I think we’ve done a good job as a movement. We’re re-examining doctrine. We’re reframing the requirements to be part of the club. We’re flattening our hierarchies.
But, as a movement, we have not yet replaced the homogenous church growth strategy with a new paradigm.
On Thursday, I met with Professor Soong-Chan Rah at North Park University. He’s been fairly critical of the emergent movement on this issue and I think he’s right. We had a good and somewhat casual introductory conversation and then he said something that made me reach into my bag and take out my notebook. He said:
The emergent church feels like a perpetuation of white privilege and that has to be the first thing to go.He cited that overwhelmingly white pastors and writers get media attention and book contracts when churches that are doing the exact same work but that are led by non-white pastors get ignored. He didn’t need to tell me that my own church is an exception in the movement for being willing to be messy, uncomfortable and awkward by moving out of our comfort zone to make worship something that appeals to more than just white people: to mumble in our attempts to be a welcoming community. Any study done of churches that claim to be emergent are going to show that they’re over 90% white. My own experience of trying to start a conversation by working some of my email networks, asking them to read and comment on my first post regarding race and the emergent movement got no response. Not one comment. I put the less effort soliciting comments on the quilt I made and got 8 responses. No response?
I know what people say in response: we’re a movement that grows through attraction, not prosyletization. But who is it we’re trying to attract when we make decisions about our practices? Usually, it’s people who already like what we like. For instance, the ancient futures movement goes back into history to find relevant practices today. But whose history? Are we plumbing the depths of Coptic traditions, a definitively African form of Christianity? Professor Rah has found evidence to support the opposite.
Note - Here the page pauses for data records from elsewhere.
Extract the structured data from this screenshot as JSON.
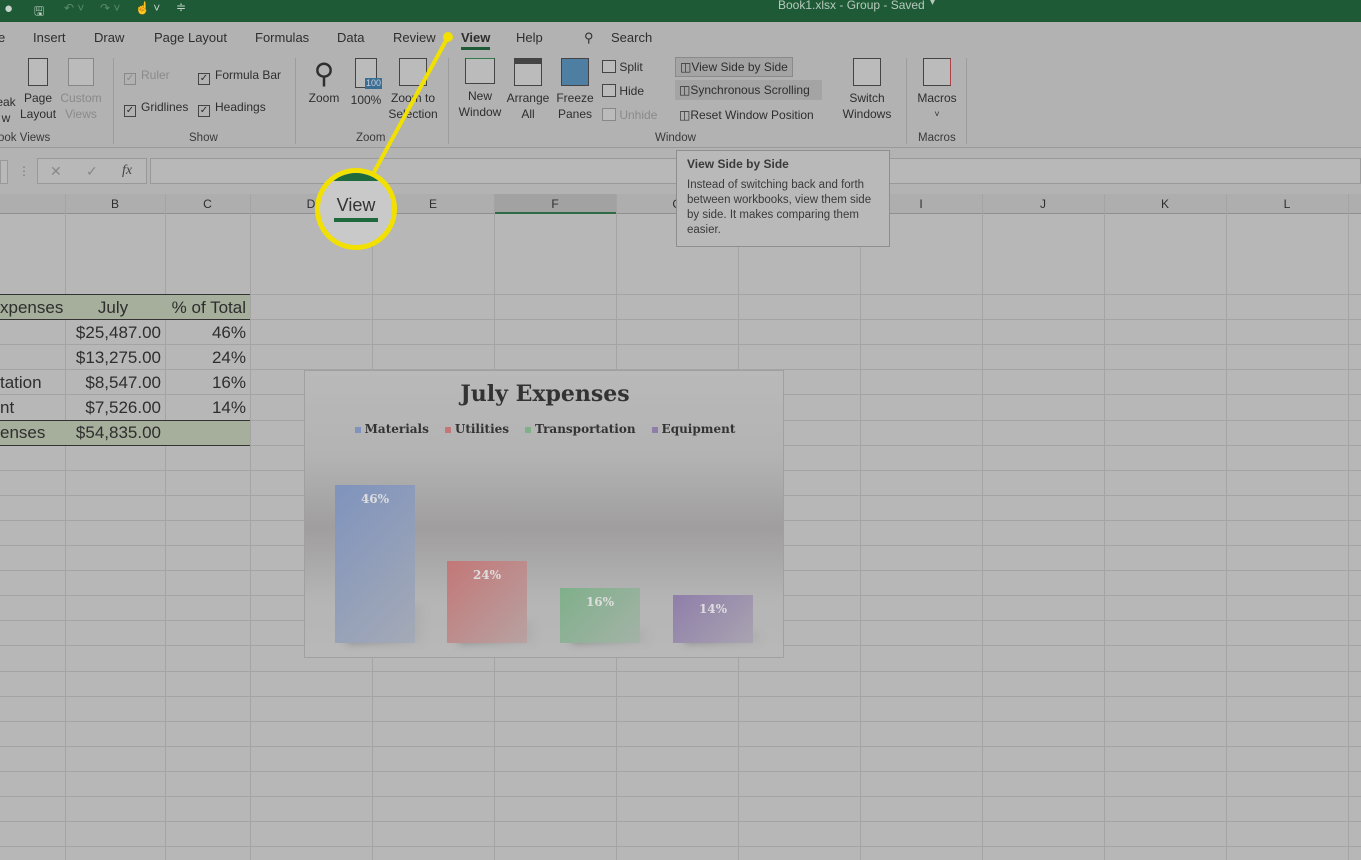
{
  "titlebar": {
    "doc_title": "Book1.xlsx  -  Group  -  Saved"
  },
  "tabs": [
    {
      "label": "e"
    },
    {
      "label": "Insert"
    },
    {
      "label": "Draw"
    },
    {
      "label": "Page Layout"
    },
    {
      "label": "Formulas"
    },
    {
      "label": "Data"
    },
    {
      "label": "Review"
    },
    {
      "label": "View",
      "active": true
    },
    {
      "label": "Help"
    }
  ],
  "search": {
    "label": "Search"
  },
  "ribbon": {
    "workbook_views": {
      "group": "ook Views",
      "page_break": "eak\nw",
      "page_layout": "Page\nLayout",
      "custom_views": "Custom\nViews"
    },
    "show": {
      "group": "Show",
      "ruler": "Ruler",
      "formula_bar": "Formula Bar",
      "gridlines": "Gridlines",
      "headings": "Headings"
    },
    "zoom": {
      "group": "Zoom",
      "zoom": "Zoom",
      "hundred": "100%",
      "zoom_sel": "Zoom to\nSelection",
      "badge": "100"
    },
    "window": {
      "group": "Window",
      "new_window": "New\nWindow",
      "arrange_all": "Arrange\nAll",
      "freeze": "Freeze\nPanes",
      "split": "Split",
      "hide": "Hide",
      "unhide": "Unhide",
      "side_by_side": "View Side by Side",
      "sync_scroll": "Synchronous Scrolling",
      "reset_pos": "Reset Window Position",
      "switch": "Switch\nWindows"
    },
    "macros": {
      "group": "Macros",
      "macros": "Macros"
    }
  },
  "formula_bar": {
    "cancel": "✕",
    "enter": "✓",
    "fx": "fx",
    "value": ""
  },
  "columns": [
    "B",
    "C",
    "D",
    "E",
    "F",
    "G",
    "H",
    "I",
    "J",
    "K",
    "L"
  ],
  "table": {
    "header": [
      "xpenses",
      "July",
      "% of Total"
    ],
    "rows": [
      [
        "",
        "$25,487.00",
        "46%"
      ],
      [
        "",
        "$13,275.00",
        "24%"
      ],
      [
        "tation",
        "$8,547.00",
        "16%"
      ],
      [
        "nt",
        "$7,526.00",
        "14%"
      ]
    ],
    "total": [
      "enses",
      "$54,835.00",
      ""
    ]
  },
  "chart_data": {
    "type": "bar",
    "title": "July Expenses",
    "categories": [
      "Materials",
      "Utilities",
      "Transportation",
      "Equipment"
    ],
    "values": [
      46,
      24,
      16,
      14
    ],
    "data_labels": [
      "46%",
      "24%",
      "16%",
      "14%"
    ],
    "colors": [
      "#7f93bd",
      "#c37777",
      "#7fb08a",
      "#8f7eaa"
    ],
    "legend": "top",
    "grid": false
  },
  "tooltip": {
    "title": "View Side by Side",
    "body": "Instead of switching back and forth between workbooks, view them side by side. It makes comparing them easier."
  },
  "callout": {
    "label": "View",
    "color": "#f1e000"
  }
}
Other people will say that they can’t control who the publishers give contracts to. But that’s the white privilege talking; thinking inside the box. Why not say to publishers, “I’m flattered that you want me to write this book. Do you mind if I co-author it with my non-white colleague who knows just as much about the topic?” or “I will write this book for you if you also give a contract to my non-white colleague,” or “You know what? I’m flattered but my non-white colleague knows more about this than I do.” Foot-washing is not just something that is done with a hand-towel and a basin.
My church hasn’t gotten it right yet. When we focus a discussion on immigration issues, attendance goes down and, I’ll admit it, I’m part of that problem. But, as a movement, we cannot be afraid that our attendance will decrease. The Kingdom of God is multi-cultural. The Post-modern world is multi-cultural.
If our churches are not multi-cultural, then they are neither reflective of the Kingdom of God nor Post-modern.
We cannot simply wait for non-white folks to come to us. They would only be tokens if we did. We must go out and get them, welcome them, and let them change the agenda so that it more accurately reflects the concerns of the entire Post-modern Kingdom of God, not just the white post-Evangelical, post-Christendom, post-colonial folks. Alternately, we should consider going to them, submitting to their leadership and learning about emergence from folks that have arguably been in the midst of it longer than the white folks have.
Professor Rah pointed out that the emergent movement still has hope that it will not be left behind in a stagnant pool of its own homogeneity because our conversations and writings pay lip service to pluralism. We have the foundational support to change our paradigm if we’re willing to mumble a little.
But are we?